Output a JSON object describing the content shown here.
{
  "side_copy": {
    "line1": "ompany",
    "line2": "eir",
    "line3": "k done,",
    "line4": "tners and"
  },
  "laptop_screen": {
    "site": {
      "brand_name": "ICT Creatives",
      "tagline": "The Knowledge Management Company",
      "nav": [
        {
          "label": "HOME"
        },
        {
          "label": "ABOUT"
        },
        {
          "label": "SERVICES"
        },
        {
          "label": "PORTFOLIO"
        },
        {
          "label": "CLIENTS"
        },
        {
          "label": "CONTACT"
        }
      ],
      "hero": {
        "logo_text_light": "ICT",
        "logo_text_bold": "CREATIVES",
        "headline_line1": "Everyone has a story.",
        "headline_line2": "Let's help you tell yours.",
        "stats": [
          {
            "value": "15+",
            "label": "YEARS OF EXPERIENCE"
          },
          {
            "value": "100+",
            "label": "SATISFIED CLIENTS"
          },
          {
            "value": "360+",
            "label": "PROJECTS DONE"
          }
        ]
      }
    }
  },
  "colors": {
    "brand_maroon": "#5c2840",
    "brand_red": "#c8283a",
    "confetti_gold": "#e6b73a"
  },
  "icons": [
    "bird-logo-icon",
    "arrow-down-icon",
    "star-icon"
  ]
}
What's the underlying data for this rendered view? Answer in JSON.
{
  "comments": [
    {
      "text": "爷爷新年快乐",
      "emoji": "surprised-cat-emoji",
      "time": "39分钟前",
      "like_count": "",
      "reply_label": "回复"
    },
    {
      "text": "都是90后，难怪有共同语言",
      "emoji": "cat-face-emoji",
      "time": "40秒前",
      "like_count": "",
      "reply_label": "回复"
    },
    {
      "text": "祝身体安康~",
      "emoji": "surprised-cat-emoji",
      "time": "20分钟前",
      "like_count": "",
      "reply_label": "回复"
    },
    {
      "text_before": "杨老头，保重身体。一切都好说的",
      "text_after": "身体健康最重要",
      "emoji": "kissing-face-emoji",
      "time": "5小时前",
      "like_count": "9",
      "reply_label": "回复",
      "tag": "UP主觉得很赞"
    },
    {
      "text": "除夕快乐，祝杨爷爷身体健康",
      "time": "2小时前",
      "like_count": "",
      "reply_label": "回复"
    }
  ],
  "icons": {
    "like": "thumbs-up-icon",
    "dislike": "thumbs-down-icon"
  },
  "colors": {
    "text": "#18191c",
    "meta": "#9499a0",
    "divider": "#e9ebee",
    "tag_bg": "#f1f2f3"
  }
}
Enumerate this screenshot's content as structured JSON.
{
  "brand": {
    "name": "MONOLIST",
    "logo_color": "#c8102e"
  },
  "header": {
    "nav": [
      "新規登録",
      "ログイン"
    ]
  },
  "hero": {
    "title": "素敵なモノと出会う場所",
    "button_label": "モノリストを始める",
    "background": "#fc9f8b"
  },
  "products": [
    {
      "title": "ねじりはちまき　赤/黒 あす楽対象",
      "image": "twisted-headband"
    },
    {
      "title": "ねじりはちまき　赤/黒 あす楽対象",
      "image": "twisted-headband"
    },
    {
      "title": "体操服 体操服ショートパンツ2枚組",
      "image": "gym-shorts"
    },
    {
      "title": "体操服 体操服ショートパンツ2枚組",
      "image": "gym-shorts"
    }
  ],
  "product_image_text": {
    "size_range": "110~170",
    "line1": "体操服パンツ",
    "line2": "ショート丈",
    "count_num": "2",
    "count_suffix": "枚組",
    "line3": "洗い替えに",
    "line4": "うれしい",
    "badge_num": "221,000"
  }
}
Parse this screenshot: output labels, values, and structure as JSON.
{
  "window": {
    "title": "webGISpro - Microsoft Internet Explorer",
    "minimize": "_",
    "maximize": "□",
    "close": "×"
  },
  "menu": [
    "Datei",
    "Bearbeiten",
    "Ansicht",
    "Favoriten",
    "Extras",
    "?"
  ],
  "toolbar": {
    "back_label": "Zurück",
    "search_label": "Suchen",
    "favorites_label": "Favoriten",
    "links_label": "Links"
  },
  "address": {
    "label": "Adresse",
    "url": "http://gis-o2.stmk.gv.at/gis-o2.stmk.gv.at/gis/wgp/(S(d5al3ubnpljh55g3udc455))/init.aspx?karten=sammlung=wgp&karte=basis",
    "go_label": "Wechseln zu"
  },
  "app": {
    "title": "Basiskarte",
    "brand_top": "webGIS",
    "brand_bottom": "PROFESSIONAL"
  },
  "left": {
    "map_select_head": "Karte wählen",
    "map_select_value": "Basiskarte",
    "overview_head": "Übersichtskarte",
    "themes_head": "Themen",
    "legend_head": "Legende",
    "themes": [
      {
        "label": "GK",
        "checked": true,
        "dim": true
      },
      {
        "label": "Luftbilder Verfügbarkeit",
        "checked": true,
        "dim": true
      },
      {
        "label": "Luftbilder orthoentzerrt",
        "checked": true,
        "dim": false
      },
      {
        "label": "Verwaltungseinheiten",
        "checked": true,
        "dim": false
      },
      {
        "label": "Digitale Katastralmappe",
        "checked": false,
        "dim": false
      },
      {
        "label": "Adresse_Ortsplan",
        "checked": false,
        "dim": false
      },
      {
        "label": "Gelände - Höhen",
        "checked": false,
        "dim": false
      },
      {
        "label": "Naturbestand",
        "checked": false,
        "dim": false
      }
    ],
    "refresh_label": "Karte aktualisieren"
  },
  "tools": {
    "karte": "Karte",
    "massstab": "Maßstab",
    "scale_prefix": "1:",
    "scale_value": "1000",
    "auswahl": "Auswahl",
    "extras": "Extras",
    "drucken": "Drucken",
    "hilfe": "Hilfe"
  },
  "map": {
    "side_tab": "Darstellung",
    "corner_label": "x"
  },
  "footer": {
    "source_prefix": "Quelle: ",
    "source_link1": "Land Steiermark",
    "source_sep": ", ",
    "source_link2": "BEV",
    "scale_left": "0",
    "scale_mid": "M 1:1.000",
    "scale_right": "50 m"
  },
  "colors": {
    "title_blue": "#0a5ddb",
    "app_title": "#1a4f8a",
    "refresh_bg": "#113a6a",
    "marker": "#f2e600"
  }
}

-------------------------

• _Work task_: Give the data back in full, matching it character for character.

• _Output for this task_:
Output a JSON object describing the content shown here.
{
  "side_copy": {
    "line1": "ompany",
    "line2": "eir",
    "line3": "k done,",
    "line4": "tners and"
  },
  "laptop_screen": {
    "site": {
      "brand_name": "ICT Creatives",
      "tagline": "The Knowledge Management Company",
      "nav": [
        {
          "label": "HOME"
        },
        {
          "label": "ABOUT"
        },
        {
          "label": "SERVICES"
        },
        {
          "label": "PORTFOLIO"
        },
        {
          "label": "CLIENTS"
        },
        {
          "label": "CONTACT"
        }
      ],
      "hero": {
        "logo_text_light": "ICT",
        "logo_text_bold": "CREATIVES",
        "headline_line1": "Everyone has a story.",
        "headline_line2": "Let's help you tell yours.",
        "stats": [
          {
            "value": "15+",
            "label": "YEARS OF EXPERIENCE"
          },
          {
            "value": "100+",
            "label": "SATISFIED CLIENTS"
          },
          {
            "value": "360+",
            "label": "PROJECTS DONE"
          }
        ]
      }
    }
  },
  "colors": {
    "brand_maroon": "#5c2840",
    "brand_red": "#c8283a",
    "confetti_gold": "#e6b73a"
  },
  "icons": [
    "bird-logo-icon",
    "arrow-down-icon",
    "star-icon"
  ]
}
What's the underlying data for this rendered view? Answer in JSON.
{
  "comments": [
    {
      "text": "爷爷新年快乐",
      "emoji": "surprised-cat-emoji",
      "time": "39分钟前",
      "like_count": "",
      "reply_label": "回复"
    },
    {
      "text": "都是90后，难怪有共同语言",
      "emoji": "cat-face-emoji",
      "time": "40秒前",
      "like_count": "",
      "reply_label": "回复"
    },
    {
      "text": "祝身体安康~",
      "emoji": "surprised-cat-emoji",
      "time": "20分钟前",
      "like_count": "",
      "reply_label": "回复"
    },
    {
      "text_before": "杨老头，保重身体。一切都好说的",
      "text_after": "身体健康最重要",
      "emoji": "kissing-face-emoji",
      "time": "5小时前",
      "like_count": "9",
      "reply_label": "回复",
      "tag": "UP主觉得很赞"
    },
    {
      "text": "除夕快乐，祝杨爷爷身体健康",
      "time": "2小时前",
      "like_count": "",
      "reply_label": "回复"
    }
  ],
  "icons": {
    "like": "thumbs-up-icon",
    "dislike": "thumbs-down-icon"
  },
  "colors": {
    "text": "#18191c",
    "meta": "#9499a0",
    "divider": "#e9ebee",
    "tag_bg": "#f1f2f3"
  }
}
Enumerate this screenshot's content as structured JSON.
{
  "brand": {
    "name": "MONOLIST",
    "logo_color": "#c8102e"
  },
  "header": {
    "nav": [
      "新規登録",
      "ログイン"
    ]
  },
  "hero": {
    "title": "素敵なモノと出会う場所",
    "button_label": "モノリストを始める",
    "background": "#fc9f8b"
  },
  "products": [
    {
      "title": "ねじりはちまき　赤/黒 あす楽対象",
      "image": "twisted-headband"
    },
    {
      "title": "ねじりはちまき　赤/黒 あす楽対象",
      "image": "twisted-headband"
    },
    {
      "title": "体操服 体操服ショートパンツ2枚組",
      "image": "gym-shorts"
    },
    {
      "title": "体操服 体操服ショートパンツ2枚組",
      "image": "gym-shorts"
    }
  ],
  "product_image_text": {
    "size_range": "110~170",
    "line1": "体操服パンツ",
    "line2": "ショート丈",
    "count_num": "2",
    "count_suffix": "枚組",
    "line3": "洗い替えに",
    "line4": "うれしい",
    "badge_num": "221,000"
  }
}
Parse this screenshot: output labels, values, and structure as JSON.
{
  "window": {
    "title": "webGISpro - Microsoft Internet Explorer",
    "minimize": "_",
    "maximize": "□",
    "close": "×"
  },
  "menu": [
    "Datei",
    "Bearbeiten",
    "Ansicht",
    "Favoriten",
    "Extras",
    "?"
  ],
  "toolbar": {
    "back_label": "Zurück",
    "search_label": "Suchen",
    "favorites_label": "Favoriten",
    "links_label": "Links"
  },
  "address": {
    "label": "Adresse",
    "url": "http://gis-o2.stmk.gv.at/gis-o2.stmk.gv.at/gis/wgp/(S(d5al3ubnpljh55g3udc455))/init.aspx?karten=sammlung=wgp&karte=basis",
    "go_label": "Wechseln zu"
  },
  "app": {
    "title": "Basiskarte",
    "brand_top": "webGIS",
    "brand_bottom": "PROFESSIONAL"
  },
  "left": {
    "map_select_head": "Karte wählen",
    "map_select_value": "Basiskarte",
    "overview_head": "Übersichtskarte",
    "themes_head": "Themen",
    "legend_head": "Legende",
    "themes": [
      {
        "label": "GK",
        "checked": true,
        "dim": true
      },
      {
        "label": "Luftbilder Verfügbarkeit",
        "checked": true,
        "dim": true
      },
      {
        "label": "Luftbilder orthoentzerrt",
        "checked": true,
        "dim": false
      },
      {
        "label": "Verwaltungseinheiten",
        "checked": true,
        "dim": false
      },
      {
        "label": "Digitale Katastralmappe",
        "checked": false,
        "dim": false
      },
      {
        "label": "Adresse_Ortsplan",
        "checked": false,
        "dim": false
      },
      {
        "label": "Gelände - Höhen",
        "checked": false,
        "dim": false
      },
      {
        "label": "Naturbestand",
        "checked": false,
        "dim": false
      }
    ],
    "refresh_label": "Karte aktualisieren"
  },
  "tools": {
    "karte": "Karte",
    "massstab": "Maßstab",
    "scale_prefix": "1:",
    "scale_value": "1000",
    "auswahl": "Auswahl",
    "extras": "Extras",
    "drucken": "Drucken",
    "hilfe": "Hilfe"
  },
  "map": {
    "side_tab": "Darstellung",
    "corner_label": "x"
  },
  "footer": {
    "source_prefix": "Quelle: ",
    "source_link1": "Land Steiermark",
    "source_sep": ", ",
    "source_link2": "BEV",
    "scale_left": "0",
    "scale_mid": "M 1:1.000",
    "scale_right": "50 m"
  },
  "colors": {
    "title_blue": "#0a5ddb",
    "app_title": "#1a4f8a",
    "refresh_bg": "#113a6a",
    "marker": "#f2e600"
  }
}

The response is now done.